Towards efficient, resistive, multi-fluid merger simulations

  • Alex Wright
  • Ian Hawke

Non-ideal MHD is needed

MHD misses out on:

  • correct EM fields (interior/exterior);
  • magnetic reconnection;
  • accretion;
  • entrainment.

So far:

  • Resistive GRMHD by Dionysopoulou (2013), Palenzuela (2009), Qian (2016);
  • Charged multi-fluid by Andersson (2017), Amano (2016).


  • More realistic models can be stiff;
  • Require implicit schemes for stability:
    • E.g. IMEX (Pareschi & Russo 2004).

$$ \begin{align} \partial_t q = \mathcal{F}(q) + \frac{1}{\epsilon} \mathcal{S}(q) \end{align} $$

$$ \begin{align} q^{(i)} = q^n + \Delta t G(q^n) + \Delta t H(q^{(i)}) \end{align} $$
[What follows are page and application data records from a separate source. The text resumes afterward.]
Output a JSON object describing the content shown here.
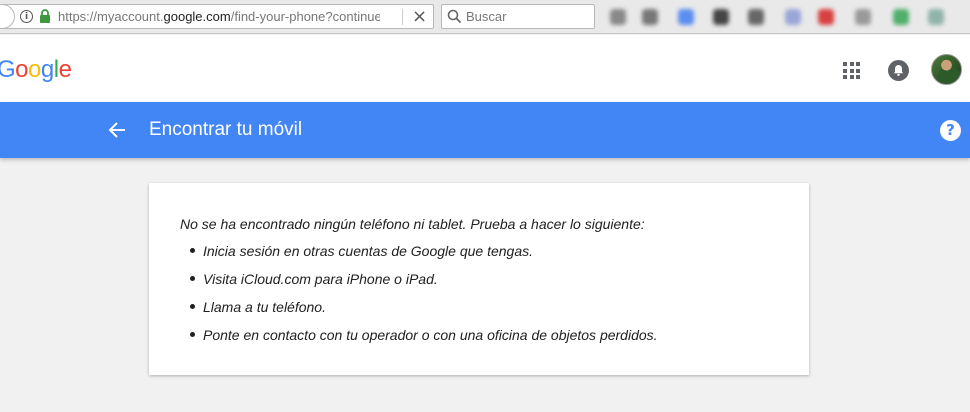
{
  "browser": {
    "url_prefix": "https://myaccount.",
    "url_domain": "google.com",
    "url_suffix": "/find-your-phone?continue=",
    "search_placeholder": "Buscar"
  },
  "header": {
    "logo_letters": [
      {
        "ch": "G",
        "color": "#4285f4"
      },
      {
        "ch": "o",
        "color": "#ea4335"
      },
      {
        "ch": "o",
        "color": "#fbbc05"
      },
      {
        "ch": "g",
        "color": "#4285f4"
      },
      {
        "ch": "l",
        "color": "#34a853"
      },
      {
        "ch": "e",
        "color": "#ea4335"
      }
    ]
  },
  "appbar": {
    "title": "Encontrar tu móvil",
    "help_label": "?"
  },
  "card": {
    "intro": "No se ha encontrado ningún teléfono ni tablet. Prueba a hacer lo siguiente:",
    "tips": [
      "Inicia sesión en otras cuentas de Google que tengas.",
      "Visita iCloud.com para iPhone o iPad.",
      "Llama a tu teléfono.",
      "Ponte en contacto con tu operador o con una oficina de objetos perdidos."
    ]
  },
  "colors": {
    "accent": "#4285f4",
    "background": "#f1f1f1"
  }
}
  • Performance depends on timescale, $\epsilon$;
  • Expect $5 \times$ slow down.

Massively parallel processors

Seeing wide use in scientific software:
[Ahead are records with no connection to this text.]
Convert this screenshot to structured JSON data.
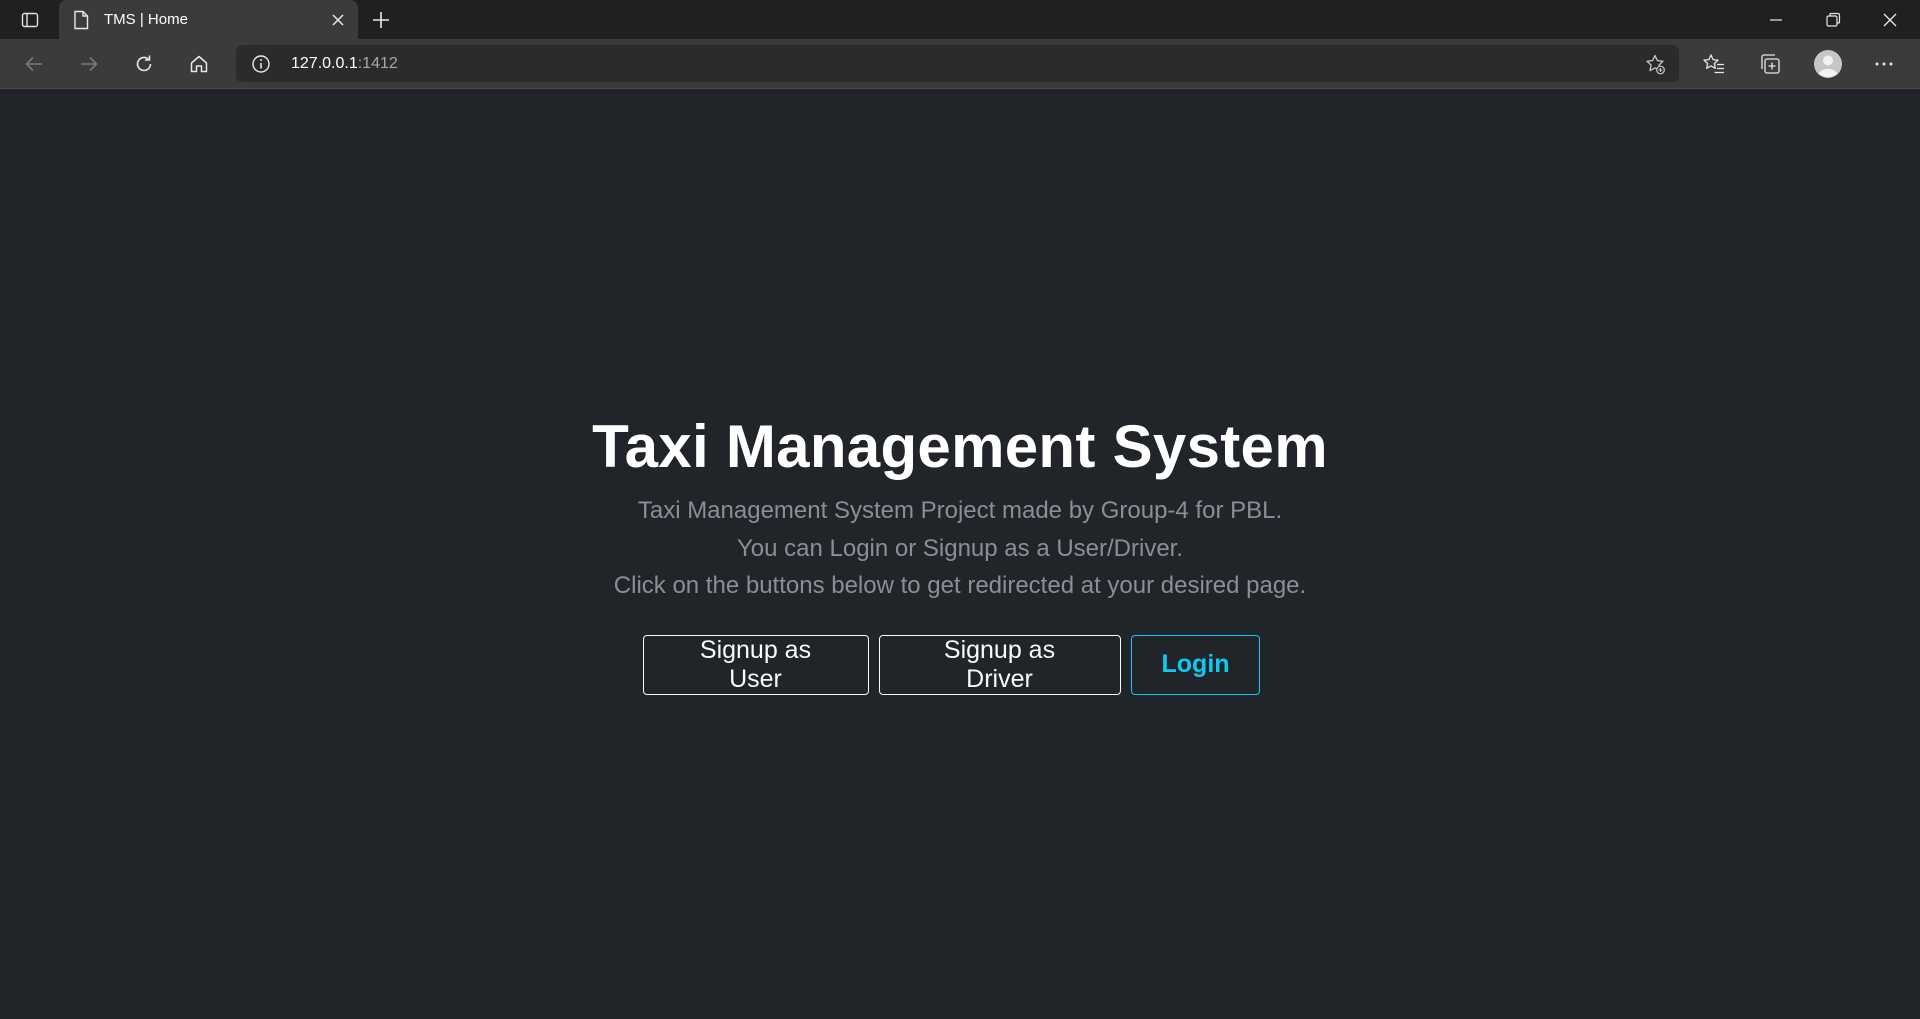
{
  "browser": {
    "tab_title": "TMS | Home",
    "url_host": "127.0.0.1",
    "url_port": ":1412"
  },
  "hero": {
    "title": "Taxi Management System",
    "lines": [
      "Taxi Management System Project made by Group-4 for PBL.",
      "You can Login or Signup as a User/Driver.",
      "Click on the buttons below to get redirected at your desired page."
    ]
  },
  "buttons": {
    "signup_user": "Signup as User",
    "signup_driver": "Signup as Driver",
    "login": "Login"
  },
  "colors": {
    "page_bg": "#212529",
    "accent_info": "#0dcaf0",
    "muted_text": "#8a8f96"
  },
  "icons": [
    "tab-actions-icon",
    "page-icon",
    "close-icon",
    "plus-icon",
    "minimize-icon",
    "restore-icon",
    "window-close-icon",
    "back-arrow-icon",
    "forward-arrow-icon",
    "reload-icon",
    "home-icon",
    "info-icon",
    "add-favorite-icon",
    "favorites-icon",
    "collections-icon",
    "profile-avatar-icon",
    "more-icon"
  ]
}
  • $\sim 100 \times$ greater FLOPS than CPU;
  • Common on HPC clusters;
  • FLOPS increasing faster than CPU.

GPU-capable codes

Some examples include:

  • Wong (2011): MHD (non-relativistic);
  • Zhang (2018): AMR-MHD (non-relativistic);
  • Zink (2011): GRMHD (static spacetime).

    All examples use (R)MHD and explicit numerical methods.

    How will implicit schemes transfer?


  • Lightweight, multi-physics MHD code;

Porting to GPU

  • Time integration is computationally expensive;
  • Primitive recovery in each IMEX step;
  • Demands correct use of shared memory.


  • Parallel speed up of $21\times$ versus CPU
  • Further optimisations are possible/necessary
  • More details in Wright & Hawke (2019) - 'Resistive and multi-fluid RMHD on graphics processing units'.

Model extensions

    Examples from:
  • Classical turbulence simulations (LES)
  • Radiative/reactive flows
  • Radice (2017) - GRLES
  • Giacomazzo (2015) - subgrid source
    Source terms allow:
  • Easy way to add additional physics
  • Computationally cheaper than solving full model


A resistive extension to ideal MHD*

*in preparation

Chapman-Enskog expansion:

  • Start from resistive MHD, $\overline{q}$ and $q$ are stiff and non-stiff:

    $$ \begin{align} \partial_t q + \partial_x f(q, \overline{q}) = s(q, \overline{q}) \end{align} $$

  • Expand equations around equilibrium (ideal) solution

    $$ \begin{align} \overline{q} = \overline{q}_0 + \epsilon \overline{q}_1 + \mathcal{O}(\epsilon^2) \end{align} $$


To first order in $\epsilon$:

$$ \begin{align} \partial_t q + \partial_x f = s + \epsilon \partial_x D \end{align} $$


  • New system extends ideal MHD;
  • Stiff in opposing limit to resistive MHD as $\epsilon \propto 1/\sigma$;
  • Small contribution near ideal MHD limit.


  • Extremely good agreement with resistive MHD;
  • Expected convergence with conductivity.


  • Many factors faster than full model.

Whats next?

  • Finalizing 'A resistive extension to ideal MHD';
  • Apply to resistive GRMHD;
  • Explore application to multi-fluid equations.


  • GPUs to accelerate resistive and multi-fluid models
    • speed-up limited by memory usage;
    • shown $21\times$ speed-ups are possible;
    • improved design will allow futher accelerations.
  • Resistive extension to ideal MHD
    • completed in SR with encouraging results;
    • results match full model in a fraction of the time;
    • application to GRMHD will allow merger, accretion and MRI studies;
    • method could be useful for multi-fluid and radiative models.